According to Jenica Shandler’s friend Gail Meade, it became too easy for Roby to become ‘demonized’ in the community, especially when little happens to people poisoning him with the drug.

“Everyone ignores what they’re actually seeing,” she says. “These people are known…. Call it what it is: It is poison; it is deliberate; it is about money; it is about power… and people don’t want to hear that.”

She echoes other’s concerns about the obstacle erected by privacy laws, saying people need to be allowed to step in to help someone who is not competent.

“You’re condemning them to whatever evil is out there,” she says. “That is wrong, that has to change.”

RELATED STORY: Outreach worker pitches supportive housing concept in Cumberland

More help needed

Grant Shilling of Dawn to Dawn Action on Homelessness Society knew Roby, having worked with him when he lacked housing. He knows others like Roby, and he concurs about the need for more help for people facing this crisis. It starts with safe housing for them, and he thinks something like the new shipping container homes at Maple Pool in Courtenay could have helped Roby. At the same time, Shilling knows people ready to go into rehab but they can face waiting lists of a couple of months. Beyond this, there is a desperate need for mental health outreach workers who can step into situations now being left to the police.

“The police become the de facto health workers,” he says. “As a worker, it’s deeply frustrating.”

If Roby was in some ways alone in his struggles, he was far from the only one struggling. The BC Coroners Service reported on Feb. 11 that 2020 was the deadliest year yet for drug-related deaths.

RELATED STORY: With 1,716 deaths, 2020 deadliest year

In his case, his decline and death present a complex story, as his mother puts it, but as a start, she and those who loved him hope more people can get past their prejudices around addiction so something can finally be done.

“We have to speak about it,” Shandler says. “He was just a wonderful person.… He just gathered people together. He was a bright light.”
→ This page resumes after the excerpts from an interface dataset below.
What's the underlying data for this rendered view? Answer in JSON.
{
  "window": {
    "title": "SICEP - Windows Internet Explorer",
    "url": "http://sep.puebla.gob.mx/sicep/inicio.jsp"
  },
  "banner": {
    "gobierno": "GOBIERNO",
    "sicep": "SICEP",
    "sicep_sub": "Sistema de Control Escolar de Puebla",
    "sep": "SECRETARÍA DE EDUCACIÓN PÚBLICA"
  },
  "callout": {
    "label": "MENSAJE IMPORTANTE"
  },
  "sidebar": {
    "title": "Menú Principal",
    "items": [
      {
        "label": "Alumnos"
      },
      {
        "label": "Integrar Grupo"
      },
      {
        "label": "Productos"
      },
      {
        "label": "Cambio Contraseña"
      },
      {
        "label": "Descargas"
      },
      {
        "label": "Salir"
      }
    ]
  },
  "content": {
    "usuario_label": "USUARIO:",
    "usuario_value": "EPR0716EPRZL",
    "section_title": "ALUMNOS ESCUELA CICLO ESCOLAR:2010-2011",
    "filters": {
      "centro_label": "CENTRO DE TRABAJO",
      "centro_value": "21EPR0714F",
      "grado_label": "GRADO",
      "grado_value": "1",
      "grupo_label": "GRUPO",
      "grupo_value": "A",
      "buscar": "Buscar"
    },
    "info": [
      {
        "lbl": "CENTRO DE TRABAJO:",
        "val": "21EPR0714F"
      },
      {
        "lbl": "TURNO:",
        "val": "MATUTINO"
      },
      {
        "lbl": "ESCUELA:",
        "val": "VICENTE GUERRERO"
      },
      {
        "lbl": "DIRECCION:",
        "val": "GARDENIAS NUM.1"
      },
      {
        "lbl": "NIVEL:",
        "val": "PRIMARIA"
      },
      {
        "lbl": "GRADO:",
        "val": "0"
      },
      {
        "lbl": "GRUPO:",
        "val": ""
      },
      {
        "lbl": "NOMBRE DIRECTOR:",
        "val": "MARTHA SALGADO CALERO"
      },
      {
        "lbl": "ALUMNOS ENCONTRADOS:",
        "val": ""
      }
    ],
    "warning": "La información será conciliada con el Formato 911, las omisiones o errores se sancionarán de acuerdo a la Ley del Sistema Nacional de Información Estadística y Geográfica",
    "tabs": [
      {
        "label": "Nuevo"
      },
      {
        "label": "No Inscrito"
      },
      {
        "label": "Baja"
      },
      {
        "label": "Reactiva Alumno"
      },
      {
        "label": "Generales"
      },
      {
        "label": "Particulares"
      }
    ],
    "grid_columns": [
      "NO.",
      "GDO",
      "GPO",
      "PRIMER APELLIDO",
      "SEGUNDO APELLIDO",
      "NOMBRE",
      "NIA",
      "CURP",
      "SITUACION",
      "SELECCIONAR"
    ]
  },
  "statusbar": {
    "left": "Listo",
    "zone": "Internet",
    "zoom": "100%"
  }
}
mike.chouinard@comoxvalleyrecord.com

Like us on Facebook and follow us on Twitter.

addictionsCumberlandmental health